Sonja Albright had deliberately set fire to her practice, but she did not admit this to the police officer. They stood behind the cordon watching as fire fighters sifted through smouldering wreckage.
‘What happened? I was only gone for twenty minutes!’ she uttered with prescribed bewilderment instead. It had been a quick dash out, between Maeve Carmichael’s eyes and Mr Walden’s gall bladder, to grab some lunch.
Her hapless receptionist Maria remained huddled by the ambulance, seeking reassurance for her smoke inhalation.
‘I’ve been here four years, where am I going to see my patients now?’ Sonja straightened like the pillar of the community she was.
Since arriving, she had frozen the school principal’s reoccurring verruca, examined the contents of the butcher’s trousers, and been vomited on by the florist.
This officer’s own teenage daughter had sought treatment for gonorrhoea just last week. They wore her down with their endless maladies.
A hatchback pulled up to the curb and a woman stepped out, agape.
She caught sight of Sonja and hesitated before approaching.
‘I would think that’s fairly obvious, don’t you?’ Sonja sniffed.
‘I mean, how?’
‘They don’t know yet.’
‘I’m so sorry to trouble you, but I was here this morning with my mother and she forgot her….’
‘Glasses!’ shouted a firefighter, lifting a couple of cracked lenses aloft. They glinted, or winked in the sunlight.
Sonja recalled the appointment.
‘Let’s have a look Mrs Carmichael,’ she’d requested.
The octogenarian had dutifully removed her bifocals and popped them on the edge of Sonia’s desk.
Sonja finished typing up her notes when they left. With a surge of irritation, she’d noticed the spectacles remained, resting on a script pad. She’d toyed with them for a moment in the filtered sunlight, admired the rainbow prism created.
Stomach grumbling, she’d picked up her handbag and, with clinical detachment, observed a coil of smoke gain traction under the magnified glass.
Shut the door, down the hall, past Maria.
‘Righto,’ Maria had mouthed, as she answered the phone.
Employing her had been a mistake. Too emotional, nosy, intolerable.

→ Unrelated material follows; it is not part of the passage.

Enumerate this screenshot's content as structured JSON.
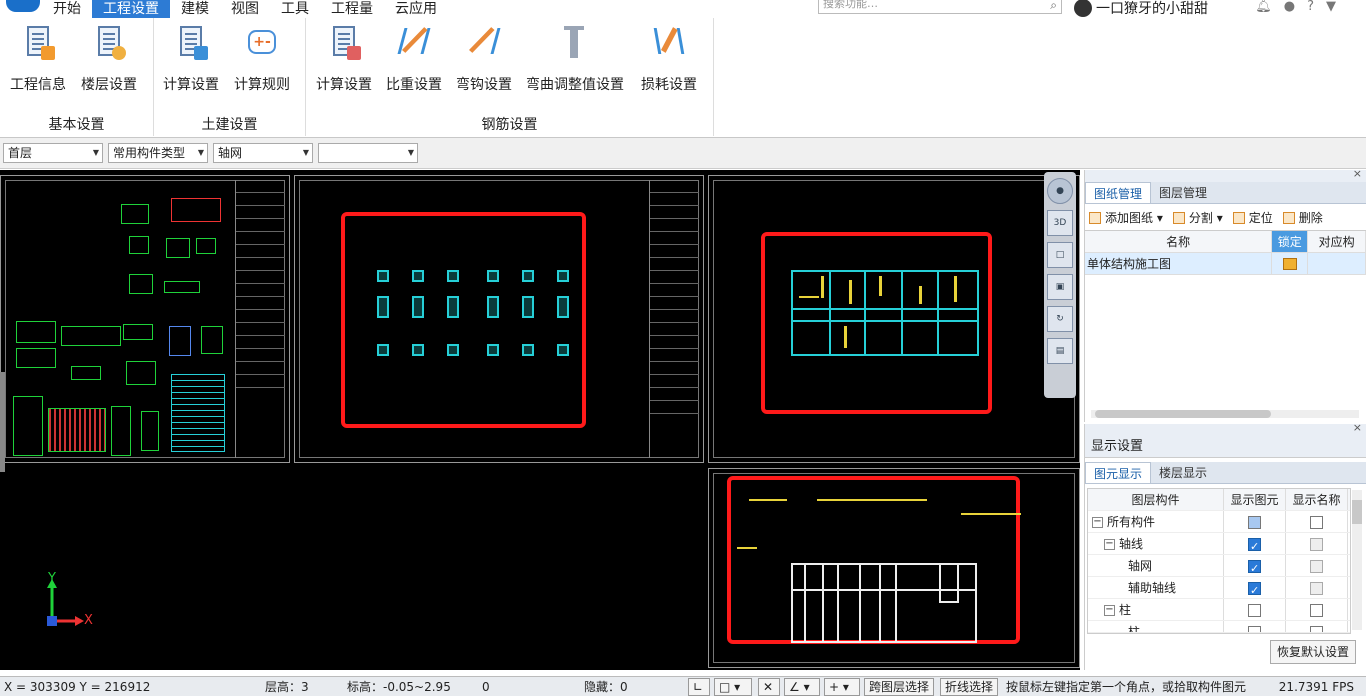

The firefighter approached now to share his evidence. ‘Looks like these might be the culprits, the fire definitely started in the same spot.’
The younger Carmichael’s eyes widened with culpable recognition.
Sonja slowly turned. ‘What did you say you’d left?’
‘Nothing, I think I made a mistake.’
The woman stumbled towards her car and quickly departed.
‘I’m so relieved no one was hurt,’ Sonja told the officer.
No harm done at all.